→ **EXERCISE BRIEF**:
Look through the data below. Pick out the lines holding the string "Delta".

→ **Web page and app entries**:
▼
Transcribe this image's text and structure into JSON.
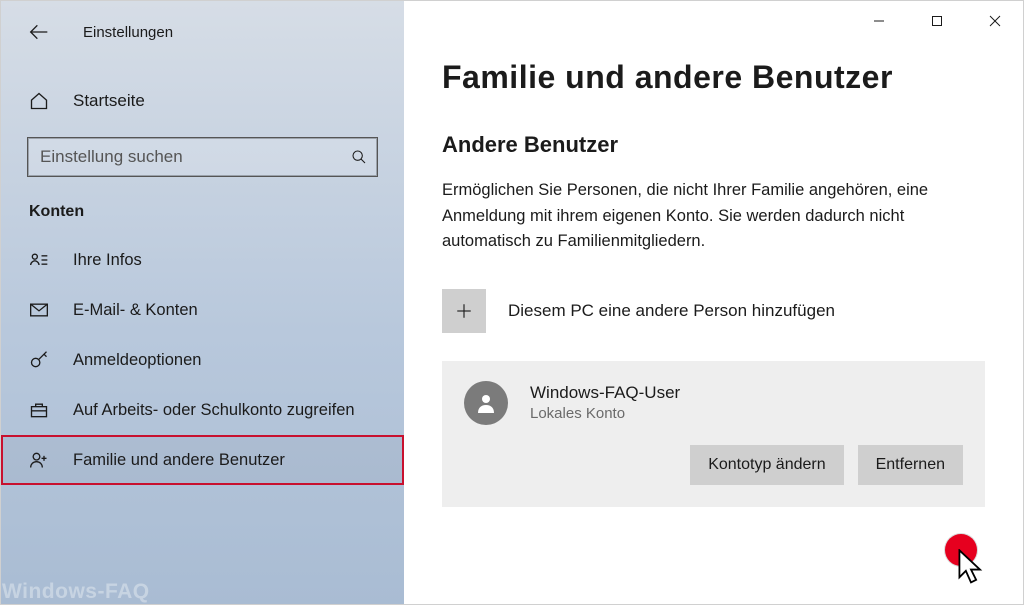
{
  "window": {
    "title": "Einstellungen"
  },
  "sidebar": {
    "home": "Startseite",
    "searchPlaceholder": "Einstellung suchen",
    "sectionLabel": "Konten",
    "items": [
      {
        "label": "Ihre Infos"
      },
      {
        "label": "E-Mail- & Konten"
      },
      {
        "label": "Anmeldeoptionen"
      },
      {
        "label": "Auf Arbeits- oder Schulkonto zugreifen"
      },
      {
        "label": "Familie und andere Benutzer"
      }
    ]
  },
  "main": {
    "heading": "Familie und andere Benutzer",
    "section": "Andere Benutzer",
    "description": "Ermöglichen Sie Personen, die nicht Ihrer Familie angehören, eine Anmeldung mit ihrem eigenen Konto. Sie werden dadurch nicht automatisch zu Familienmitgliedern.",
    "addPerson": "Diesem PC eine andere Person hinzufügen",
    "user": {
      "name": "Windows-FAQ-User",
      "type": "Lokales Konto"
    },
    "actions": {
      "changeType": "Kontotyp ändern",
      "remove": "Entfernen"
    }
  },
  "watermark": "Windows-FAQ"
}
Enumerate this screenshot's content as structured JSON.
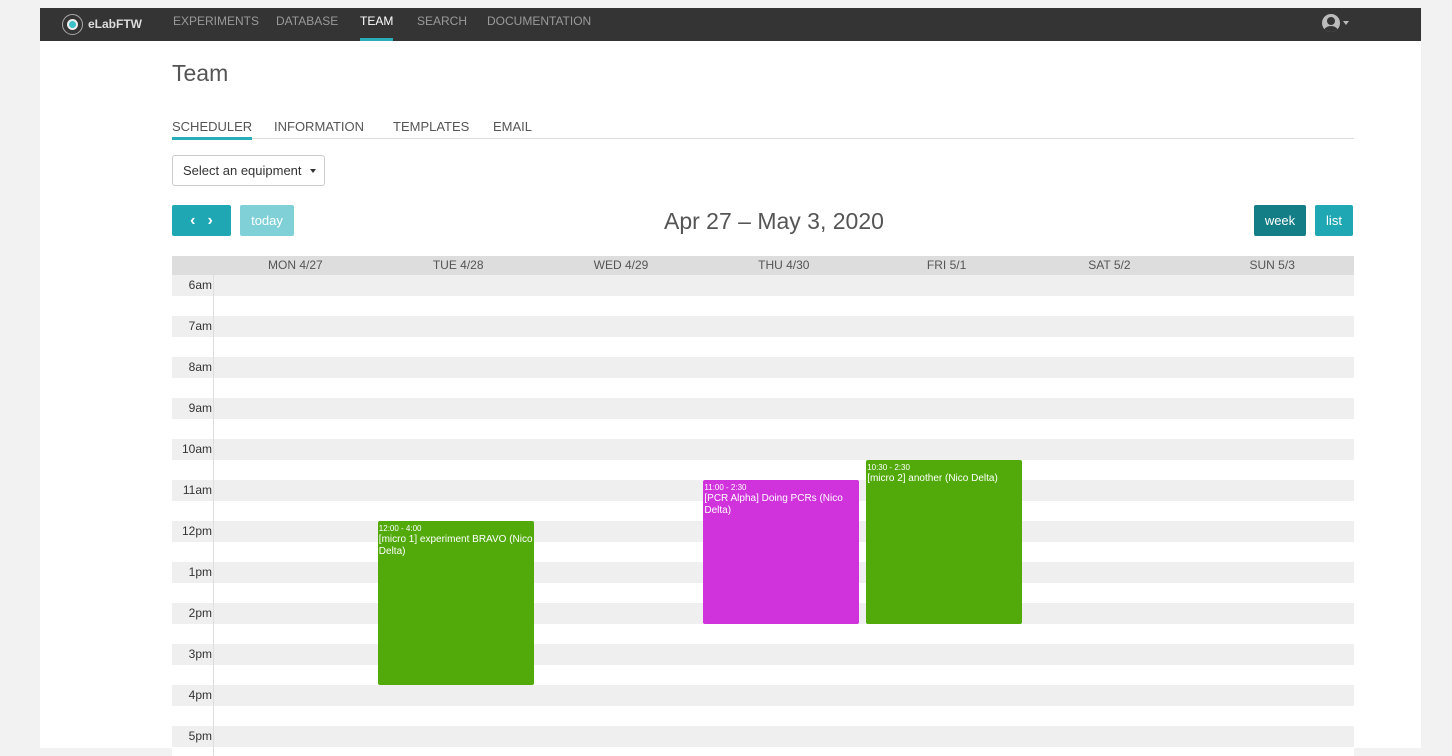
{
  "app": {
    "name": "eLabFTW"
  },
  "nav": {
    "items": [
      "EXPERIMENTS",
      "DATABASE",
      "TEAM",
      "SEARCH",
      "DOCUMENTATION"
    ],
    "active": "TEAM"
  },
  "page": {
    "title": "Team"
  },
  "tabs": {
    "items": [
      "SCHEDULER",
      "INFORMATION",
      "TEMPLATES",
      "EMAIL"
    ],
    "active": "SCHEDULER"
  },
  "equipment_select": {
    "label": "Select an equipment"
  },
  "calendar": {
    "title": "Apr 27 – May 3, 2020",
    "today_label": "today",
    "prev_label": "‹",
    "next_label": "›",
    "week_label": "week",
    "list_label": "list",
    "days": [
      "MON 4/27",
      "TUE 4/28",
      "WED 4/29",
      "THU 4/30",
      "FRI 5/1",
      "SAT 5/2",
      "SUN 5/3"
    ],
    "hours": [
      "6am",
      "7am",
      "8am",
      "9am",
      "10am",
      "11am",
      "12pm",
      "1pm",
      "2pm",
      "3pm",
      "4pm",
      "5pm"
    ],
    "events": [
      {
        "day": "TUE 4/28",
        "time": "12:00 - 4:00",
        "title": "[micro 1] experiment BRAVO (Nico Delta)",
        "color": "#51aa0a",
        "start": 12.0,
        "end": 16.0
      },
      {
        "day": "THU 4/30",
        "time": "11:00 - 2:30",
        "title": "[PCR Alpha] Doing PCRs (Nico Delta)",
        "color": "#d032dc",
        "start": 11.0,
        "end": 14.5
      },
      {
        "day": "FRI 5/1",
        "time": "10:30 - 2:30",
        "title": "[micro 2] another (Nico Delta)",
        "color": "#51aa0a",
        "start": 10.5,
        "end": 14.5
      }
    ]
  },
  "colors": {
    "accent": "#29aeb9",
    "navbar": "#343434",
    "week_button": "#147e86"
  }
}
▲
→ **PROBLEM SOLUTION**:
        "title": "[micro 1] experiment BRAVO (Nico Delta)",
        "title": "[PCR Alpha] Doing PCRs (Nico Delta)",
        "title": "[micro 2] another (Nico Delta)",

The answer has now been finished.